EXTRACTED RECORDS >>
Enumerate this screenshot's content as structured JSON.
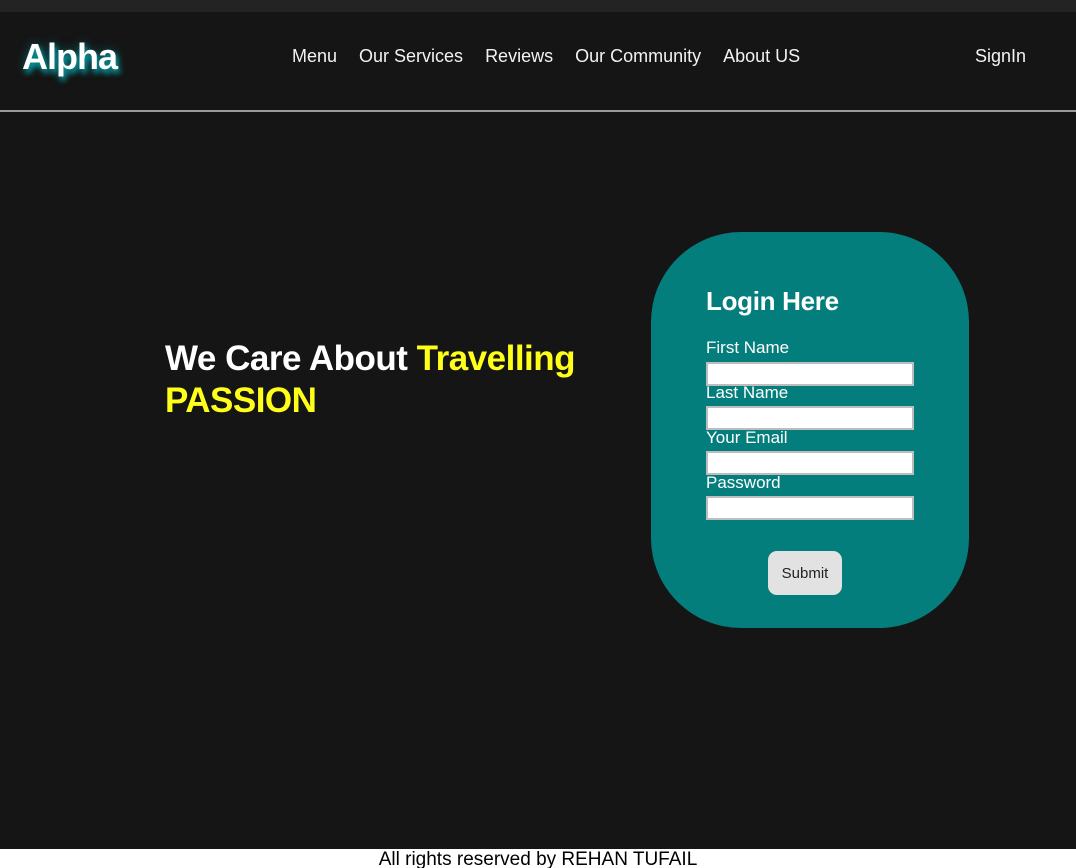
{
  "header": {
    "logo": "Alpha",
    "nav": [
      "Menu",
      "Our Services",
      "Reviews",
      "Our Community",
      "About US"
    ],
    "signin": "SignIn"
  },
  "hero": {
    "prefix": "We Care About ",
    "highlight": "Travelling PASSION"
  },
  "login": {
    "title": "Login Here",
    "fields": [
      {
        "label": "First Name",
        "value": ""
      },
      {
        "label": "Last Name",
        "value": ""
      },
      {
        "label": "Your Email",
        "value": ""
      },
      {
        "label": "Password",
        "value": ""
      }
    ],
    "submit": "Submit"
  },
  "footer": {
    "text": "All rights reserved by REHAN TUFAIL"
  },
  "colors": {
    "background": "#151515",
    "accent_yellow": "#ffff1a",
    "card_teal": "#047e7d",
    "logo_glow": "#00bec8"
  }
}
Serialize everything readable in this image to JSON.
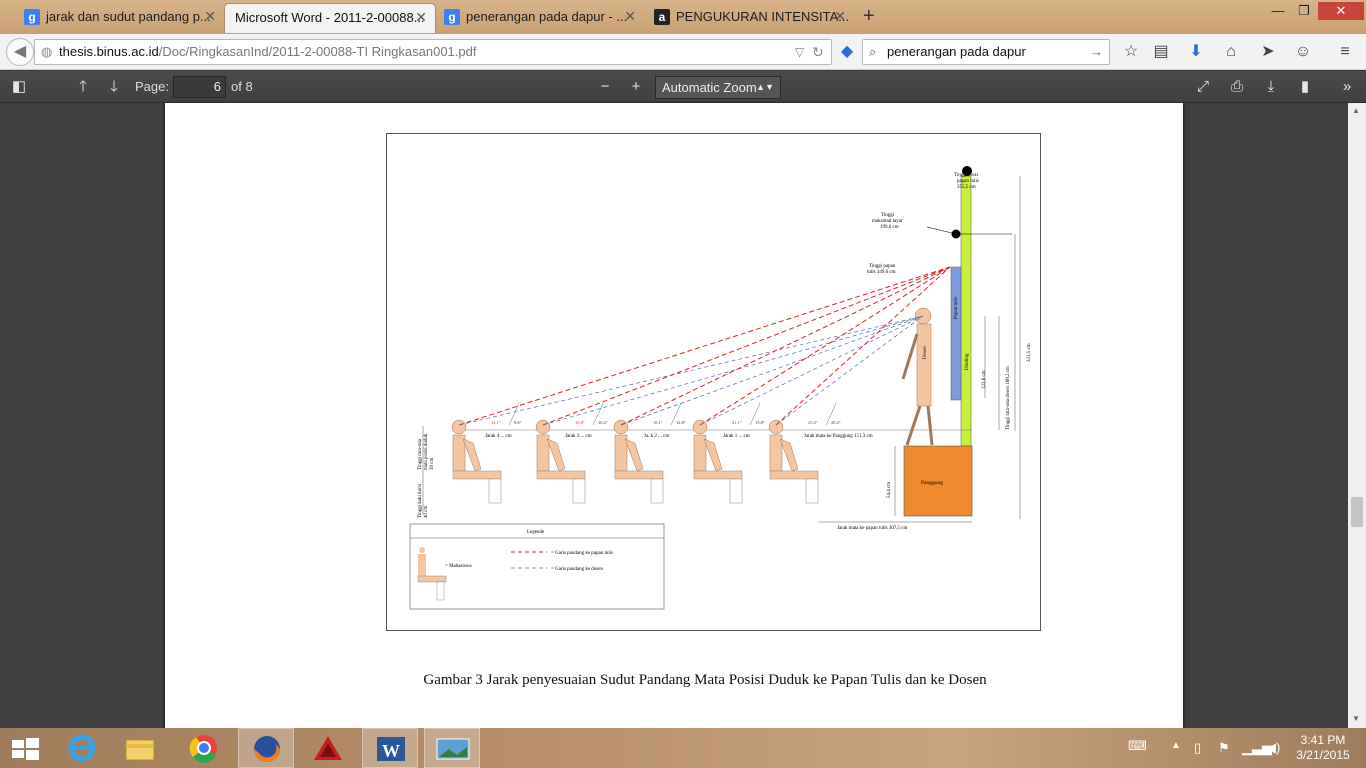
{
  "browser": {
    "tabs": [
      {
        "label": "jarak dan sudut pandang p...",
        "favicon": "google-g-icon",
        "active": false
      },
      {
        "label": "Microsoft Word - 2011-2-00088...",
        "favicon": "",
        "active": true
      },
      {
        "label": "penerangan pada dapur - ...",
        "favicon": "google-g-icon",
        "active": false
      },
      {
        "label": "PENGUKURAN INTENSITA...",
        "favicon": "academia-a-icon",
        "active": false
      }
    ],
    "url_host": "thesis.binus.ac.id",
    "url_path": "/Doc/RingkasanInd/2011-2-00088-TI Ringkasan001.pdf",
    "url_prefix": "",
    "search_query": "penerangan pada dapur"
  },
  "pdf_toolbar": {
    "page_label": "Page:",
    "page_number": "6",
    "page_of": "of 8",
    "zoom": "Automatic Zoom"
  },
  "figure": {
    "caption": "Gambar 3 Jarak penyesuaian Sudut Pandang Mata Posisi Duduk ke Papan Tulis dan ke Dosen",
    "labels": {
      "tinggi_awal": [
        "Tinggi awal",
        "papan tulis",
        "255,5 cm"
      ],
      "tinggi_maks": [
        "Tinggi",
        "maksimal layar",
        "199,6 cm"
      ],
      "tinggi_papan": [
        "Tinggi papan",
        "tulis 149,6 cm"
      ],
      "papan_tulis": "Papan tulis",
      "dinding": "Dinding",
      "dosen": "Dosen",
      "panggung": "Panggung",
      "dim_123": "123,6 cm",
      "dim_168": "Tinggi rata-rata dosen 168,2 cm",
      "dim_331": "331,5 cm",
      "dim_54": "54,4 cm",
      "jarak_panggung": "Jarak mata ke Panggung 151,3 cm",
      "jarak_papan": "Jarak mata ke papan tulis 307,5 cm",
      "tinggi_mata": [
        "Tinggi rata-rata",
        "mata posisi duduk",
        "39 cm"
      ],
      "tinggi_kaki": [
        "Tinggi kaki kursi",
        "40 cm"
      ],
      "jarak_labels": [
        "Jarak 4 ... cm",
        "Jarak 3 ... cm",
        "Ja..k 2 ... cm",
        "Jarak 1 ... cm"
      ],
      "angles_red": [
        "14,1°",
        "15,8°",
        "18,1°",
        "21,1°",
        "25,0°"
      ],
      "angles_blue": [
        "9,6°",
        "10,2°",
        "12,8°",
        "15,8°",
        "20,2°"
      ],
      "legend_title": "Legende",
      "legend_student": "= Mahasiswa",
      "legend_red": "= Garis pandang ke papan tulis",
      "legend_blue": "= Garis pandang ke dosen"
    }
  },
  "taskbar": {
    "time": "3:41 PM",
    "date": "3/21/2015"
  }
}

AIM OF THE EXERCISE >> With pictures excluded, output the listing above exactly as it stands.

RESPONSE >>
Enumerate this screenshot's content as structured JSON.
{
  "header": {
    "logo": "Alpha",
    "nav": [
      "Menu",
      "Our Services",
      "Reviews",
      "Our Community",
      "About US"
    ],
    "signin": "SignIn"
  },
  "hero": {
    "prefix": "We Care About ",
    "highlight": "Travelling PASSION"
  },
  "login": {
    "title": "Login Here",
    "fields": [
      {
        "label": "First Name",
        "value": ""
      },
      {
        "label": "Last Name",
        "value": ""
      },
      {
        "label": "Your Email",
        "value": ""
      },
      {
        "label": "Password",
        "value": ""
      }
    ],
    "submit": "Submit"
  },
  "footer": {
    "text": "All rights reserved by REHAN TUFAIL"
  },
  "colors": {
    "background": "#151515",
    "accent_yellow": "#ffff1a",
    "card_teal": "#047e7d",
    "logo_glow": "#00bec8"
  }
}
Serialize everything readable in this image to JSON.
{
  "browser": {
    "tabs": [
      {
        "label": "jarak dan sudut pandang p...",
        "favicon": "google-g-icon",
        "active": false
      },
      {
        "label": "Microsoft Word - 2011-2-00088...",
        "favicon": "",
        "active": true
      },
      {
        "label": "penerangan pada dapur - ...",
        "favicon": "google-g-icon",
        "active": false
      },
      {
        "label": "PENGUKURAN INTENSITA...",
        "favicon": "academia-a-icon",
        "active": false
      }
    ],
    "url_host": "thesis.binus.ac.id",
    "url_path": "/Doc/RingkasanInd/2011-2-00088-TI Ringkasan001.pdf",
    "url_prefix": "",
    "search_query": "penerangan pada dapur"
  },
  "pdf_toolbar": {
    "page_label": "Page:",
    "page_number": "6",
    "page_of": "of 8",
    "zoom": "Automatic Zoom"
  },
  "figure": {
    "caption": "Gambar 3 Jarak penyesuaian Sudut Pandang Mata Posisi Duduk ke Papan Tulis dan ke Dosen",
    "labels": {
      "tinggi_awal": [
        "Tinggi awal",
        "papan tulis",
        "255,5 cm"
      ],
      "tinggi_maks": [
        "Tinggi",
        "maksimal layar",
        "199,6 cm"
      ],
      "tinggi_papan": [
        "Tinggi papan",
        "tulis 149,6 cm"
      ],
      "papan_tulis": "Papan tulis",
      "dinding": "Dinding",
      "dosen": "Dosen",
      "panggung": "Panggung",
      "dim_123": "123,6 cm",
      "dim_168": "Tinggi rata-rata dosen 168,2 cm",
      "dim_331": "331,5 cm",
      "dim_54": "54,4 cm",
      "jarak_panggung": "Jarak mata ke Panggung 151,3 cm",
      "jarak_papan": "Jarak mata ke papan tulis 307,5 cm",
      "tinggi_mata": [
        "Tinggi rata-rata",
        "mata posisi duduk",
        "39 cm"
      ],
      "tinggi_kaki": [
        "Tinggi kaki kursi",
        "40 cm"
      ],
      "jarak_labels": [
        "Jarak 4 ... cm",
        "Jarak 3 ... cm",
        "Ja..k 2 ... cm",
        "Jarak 1 ... cm"
      ],
      "angles_red": [
        "14,1°",
        "15,8°",
        "18,1°",
        "21,1°",
        "25,0°"
      ],
      "angles_blue": [
        "9,6°",
        "10,2°",
        "12,8°",
        "15,8°",
        "20,2°"
      ],
      "legend_title": "Legende",
      "legend_student": "= Mahasiswa",
      "legend_red": "= Garis pandang ke papan tulis",
      "legend_blue": "= Garis pandang ke dosen"
    }
  },
  "taskbar": {
    "time": "3:41 PM",
    "date": "3/21/2015"
  }
}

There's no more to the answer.